What is Coccydynia?
The coccyx, or tailbone, is composed of three to five fused vertebrae located at the bottom portion of the spine beneath the sacrum.
Coccydynia refers to any type of persistent tailbone pain. It is typically a localized pain that worsens when sitting or during any activity that places pressure on the bottom of the spine. Coccydynia is also known as coccygodynia, coccygeal pain, coccyx pain, and tailbone pain. Ninety percent of tailbone pain can be treated without surgery. Rest is one of the most effective treatment options for this common ailment. Pain in the tailbone can be acute or chronic but is rarely lifelong. There are many causes of coccydynia, and a proper diagnosis is pivotal in treating it. For people with a uterus, menstrual cramps and pregnancy can exacerbate your tailbone pain. The most common causes of coccydynia are direct trauma to the coccyx or sitting too much. While you cannot completely prevent the former cause, you can avoid sitting for prolonged periods by changing positions more frequently or taking short walks, if able.
Coccydynia Treatment Options
- Rest and otherwise modifying activities to alleviate cumulative pressure off tailbone
- Medication: over-the-counter pain relievers or topical creams, prescription pain medications, or muscle relaxers
- Yoga, functional mobility training, or gentle stretching
- Physical or chiropractic therapy
- Supportive pillows or using cushions on office chairs, car seats, etc.
- Heat or ice therapy
- Steroid injection
- Coccygeal nerve block
Because being overweight or underweight places increased pressure on the coccyx, your healthcare professional may ask you to lose or gain weight in conjunction with other non-surgical treatment options.
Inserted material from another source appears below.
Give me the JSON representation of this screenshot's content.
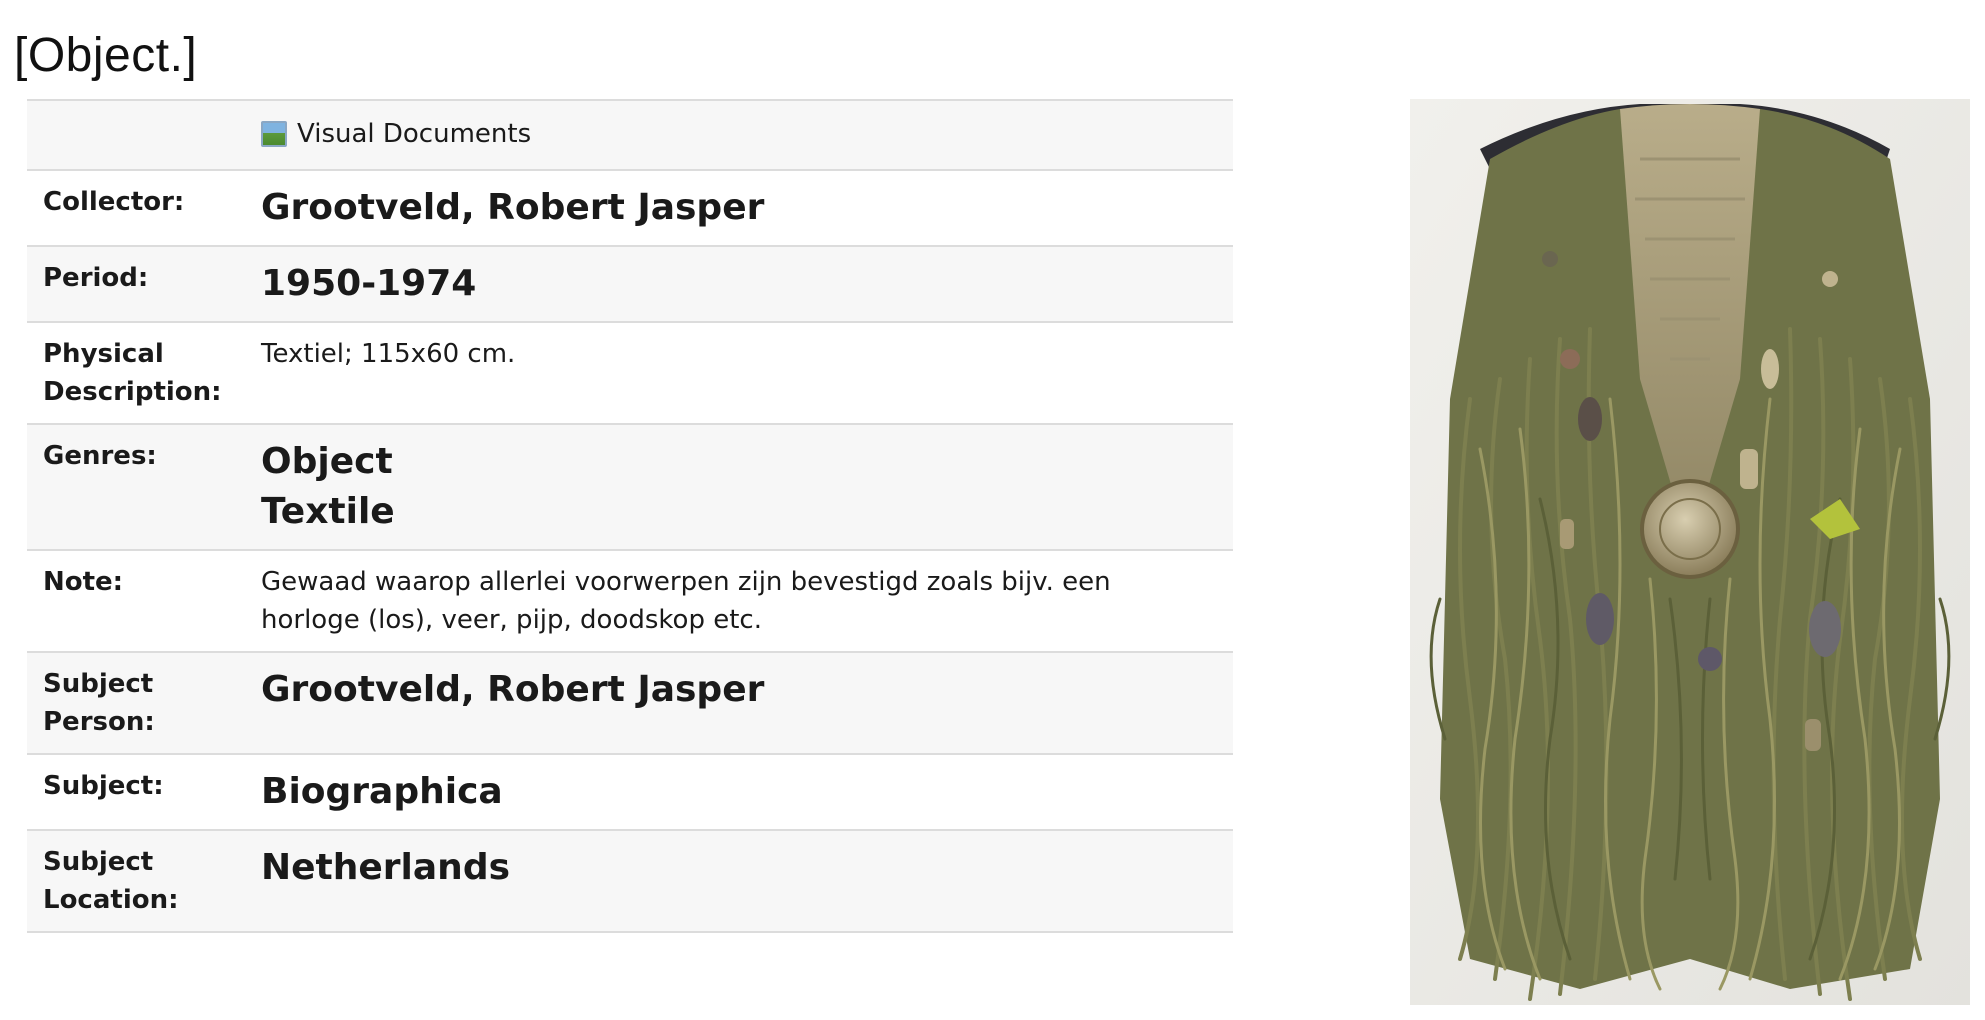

Losing weight too rapidly may exacerbate symptoms of coccydynia.
- Localized pain and tenderness in tailbone
- Soreness or tightness around tailbone
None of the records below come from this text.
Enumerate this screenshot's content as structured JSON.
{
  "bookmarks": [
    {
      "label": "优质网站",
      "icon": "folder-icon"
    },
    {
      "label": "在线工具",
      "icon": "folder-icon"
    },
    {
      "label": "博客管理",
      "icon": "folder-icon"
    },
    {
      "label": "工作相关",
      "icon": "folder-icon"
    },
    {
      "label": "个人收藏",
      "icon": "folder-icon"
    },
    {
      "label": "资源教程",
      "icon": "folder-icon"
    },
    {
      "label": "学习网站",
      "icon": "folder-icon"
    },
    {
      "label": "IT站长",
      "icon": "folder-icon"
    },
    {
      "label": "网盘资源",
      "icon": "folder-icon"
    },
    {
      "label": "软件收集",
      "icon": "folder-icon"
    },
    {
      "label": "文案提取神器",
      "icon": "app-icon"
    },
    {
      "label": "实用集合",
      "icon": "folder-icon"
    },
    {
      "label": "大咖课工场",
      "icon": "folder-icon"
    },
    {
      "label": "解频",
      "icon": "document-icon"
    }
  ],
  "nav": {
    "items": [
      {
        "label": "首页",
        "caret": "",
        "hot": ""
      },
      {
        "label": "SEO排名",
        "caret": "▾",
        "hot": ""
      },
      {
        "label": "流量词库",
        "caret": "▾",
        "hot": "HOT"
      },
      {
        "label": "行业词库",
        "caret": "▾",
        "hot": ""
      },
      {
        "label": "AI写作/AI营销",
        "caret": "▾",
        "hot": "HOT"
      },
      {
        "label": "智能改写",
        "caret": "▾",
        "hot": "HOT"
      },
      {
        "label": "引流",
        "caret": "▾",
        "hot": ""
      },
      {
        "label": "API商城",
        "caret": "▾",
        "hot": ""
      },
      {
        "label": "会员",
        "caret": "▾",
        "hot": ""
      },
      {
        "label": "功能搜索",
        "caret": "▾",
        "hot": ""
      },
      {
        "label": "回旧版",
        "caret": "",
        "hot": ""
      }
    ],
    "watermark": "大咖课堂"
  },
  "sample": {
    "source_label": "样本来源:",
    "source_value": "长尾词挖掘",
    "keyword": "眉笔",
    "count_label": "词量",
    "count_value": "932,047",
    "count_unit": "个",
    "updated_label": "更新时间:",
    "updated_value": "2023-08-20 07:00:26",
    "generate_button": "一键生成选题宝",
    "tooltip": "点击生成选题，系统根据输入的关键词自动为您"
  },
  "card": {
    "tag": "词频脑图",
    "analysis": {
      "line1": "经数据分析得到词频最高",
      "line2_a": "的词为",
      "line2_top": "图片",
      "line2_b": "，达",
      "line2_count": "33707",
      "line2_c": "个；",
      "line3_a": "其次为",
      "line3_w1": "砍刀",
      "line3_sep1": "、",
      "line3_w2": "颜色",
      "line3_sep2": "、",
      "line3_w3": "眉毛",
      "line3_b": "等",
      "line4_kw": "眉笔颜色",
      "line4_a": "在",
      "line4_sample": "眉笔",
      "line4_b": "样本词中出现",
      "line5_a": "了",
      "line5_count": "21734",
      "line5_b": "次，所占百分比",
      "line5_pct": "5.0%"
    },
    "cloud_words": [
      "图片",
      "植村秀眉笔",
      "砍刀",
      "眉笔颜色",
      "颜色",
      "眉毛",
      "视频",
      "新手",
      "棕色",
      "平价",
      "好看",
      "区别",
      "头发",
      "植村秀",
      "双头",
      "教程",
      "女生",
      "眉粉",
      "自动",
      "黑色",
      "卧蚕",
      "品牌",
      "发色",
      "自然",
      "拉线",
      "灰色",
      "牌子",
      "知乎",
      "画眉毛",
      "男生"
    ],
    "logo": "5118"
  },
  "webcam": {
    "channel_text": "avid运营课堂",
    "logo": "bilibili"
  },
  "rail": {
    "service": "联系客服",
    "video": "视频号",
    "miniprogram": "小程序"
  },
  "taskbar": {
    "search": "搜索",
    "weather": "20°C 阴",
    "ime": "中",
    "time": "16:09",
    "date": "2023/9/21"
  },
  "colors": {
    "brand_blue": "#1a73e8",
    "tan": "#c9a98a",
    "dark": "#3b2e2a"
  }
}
- Sitting exacerbates pain
- Pain during bowel movements or sexual activities
- Pain worsening pain when transitioning from sitting to standing or vice versa
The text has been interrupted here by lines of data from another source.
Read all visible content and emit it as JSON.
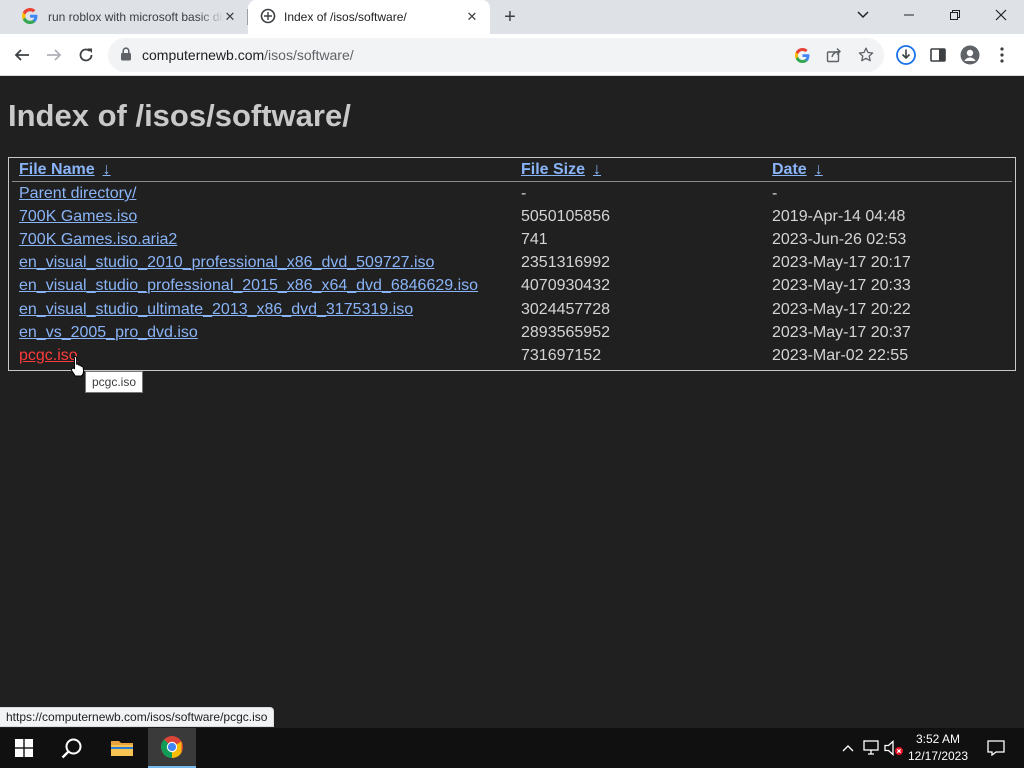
{
  "browser": {
    "tabs": [
      {
        "title": "run roblox with microsoft basic display adapter - Google Search",
        "favicon": "google-g-icon",
        "active": false
      },
      {
        "title": "Index of /isos/software/",
        "favicon": "page-icon",
        "active": true
      }
    ],
    "address": {
      "domain": "computernewb.com",
      "path": "/isos/software/"
    }
  },
  "page": {
    "title": "Index of /isos/software/",
    "headers": {
      "name": "File Name",
      "size": "File Size",
      "date": "Date",
      "sort_indicator": "↓"
    },
    "rows": [
      {
        "name": "Parent directory/",
        "size": "-",
        "date": "-"
      },
      {
        "name": "700K Games.iso",
        "size": "5050105856",
        "date": "2019-Apr-14 04:48"
      },
      {
        "name": "700K Games.iso.aria2",
        "size": "741",
        "date": "2023-Jun-26 02:53"
      },
      {
        "name": "en_visual_studio_2010_professional_x86_dvd_509727.iso",
        "size": "2351316992",
        "date": "2023-May-17 20:17"
      },
      {
        "name": "en_visual_studio_professional_2015_x86_x64_dvd_6846629.iso",
        "size": "4070930432",
        "date": "2023-May-17 20:33"
      },
      {
        "name": "en_visual_studio_ultimate_2013_x86_dvd_3175319.iso",
        "size": "3024457728",
        "date": "2023-May-17 20:22"
      },
      {
        "name": "en_vs_2005_pro_dvd.iso",
        "size": "2893565952",
        "date": "2023-May-17 20:37"
      },
      {
        "name": "pcgc.iso",
        "size": "731697152",
        "date": "2023-Mar-02 22:55",
        "hovered": true
      }
    ],
    "tooltip": "pcgc.iso",
    "status_url": "https://computernewb.com/isos/software/pcgc.iso"
  },
  "taskbar": {
    "time": "3:52 AM",
    "date": "12/17/2023",
    "pinned": [
      "windows-start-icon",
      "search-icon",
      "file-explorer-icon",
      "chrome-icon"
    ]
  },
  "colors": {
    "page_background": "#202020",
    "link": "#8ab4f8",
    "link_hover": "#ff3b3b",
    "text": "#d4d4d4",
    "taskbar": "#101010"
  }
}
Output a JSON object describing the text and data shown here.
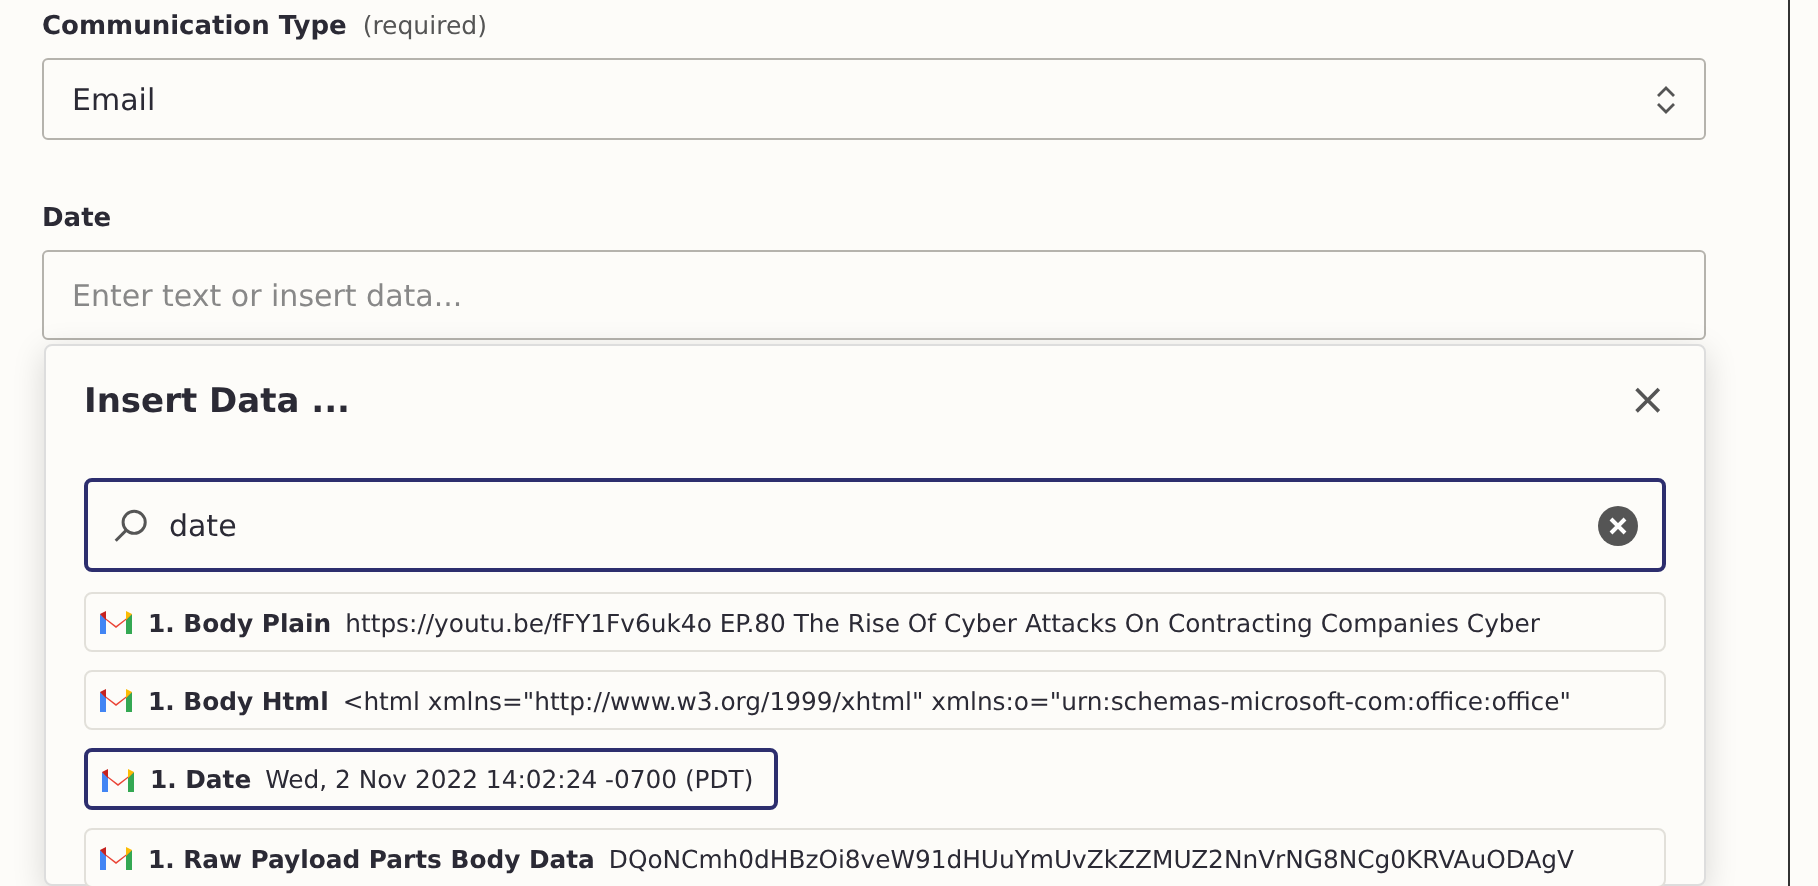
{
  "fields": [
    {
      "kind": "select",
      "label": "Communication Type",
      "note": "(required)",
      "value": "Email"
    },
    {
      "kind": "text",
      "label": "Date",
      "placeholder": "Enter text or insert data..."
    }
  ],
  "popup": {
    "title": "Insert Data ...",
    "close": "×",
    "search": {
      "value": "date"
    },
    "items": [
      {
        "name": "1. Body Plain",
        "value": "https://youtu.be/fFY1Fv6uk4o EP.80 The Rise Of Cyber Attacks On Contracting Companies Cyber",
        "selected": false
      },
      {
        "name": "1. Body Html",
        "value": "<html xmlns=\"http://www.w3.org/1999/xhtml\" xmlns:o=\"urn:schemas-microsoft-com:office:office\"",
        "selected": false
      },
      {
        "name": "1. Date",
        "value": "Wed, 2 Nov 2022 14:02:24 -0700 (PDT)",
        "selected": true
      },
      {
        "name": "1. Raw Payload Parts Body Data",
        "value": "DQoNCmh0dHBzOi8veW91dHUuYmUvZkZZMUZ2NnVrNG8NCg0KRVAuODAgV",
        "selected": false
      }
    ]
  }
}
Your healthcare provider will ask about the following information:
- The frequency, duration, and severity of your symptoms
- Your lifestyle habits and exercise regimen
- All medications you take, including over-the-counter medicine, supplements, vitamins, illicit drugs, or prescription medication
- Your medical history, including other medical conditions
- Any recent or past trauma to the lower back or coccyx
- Familial history of similar symptoms
Your healthcare professional will conduct a physical examination to gauge your range of motion in your coccyx. They will look for any swelling, tenderness, bruising, or other physical deformities located on or around the coccyx. They may manually manipulate or stimulate the coccyx through the rectum to assess the limited or excessive mobility of the coccyx or sacrococcygeal joint. Your medical professional may order diagnostic tests, such as:
- Dynamic x-ray imaging
- Coccygeal discogram
- CT scan
Coccydynia is more common in those with a uterus than those without one.
Causes of Coccydynia
Direct trauma to the tailbone and prolonged periods of sitting are the two most common causes of tailbone pain.
Some coccydynia may be idiopathic, which means the pain has no identifiable origin. Other causes include:
- Hypermobility of coccyx
- Limited mobility of tailbone
- Dislocation of sacrococcygeal joint
- Repetitive stress
- Childbirth or menstrual cramps for those with a uterus
- Tumor or infection
- Referred coccyx pain: pain from elsewhere in spine or pelvis can be felt in coccyx
Risk factors include:
- Obesity or being underweight
- Sitting too much
- Biological sex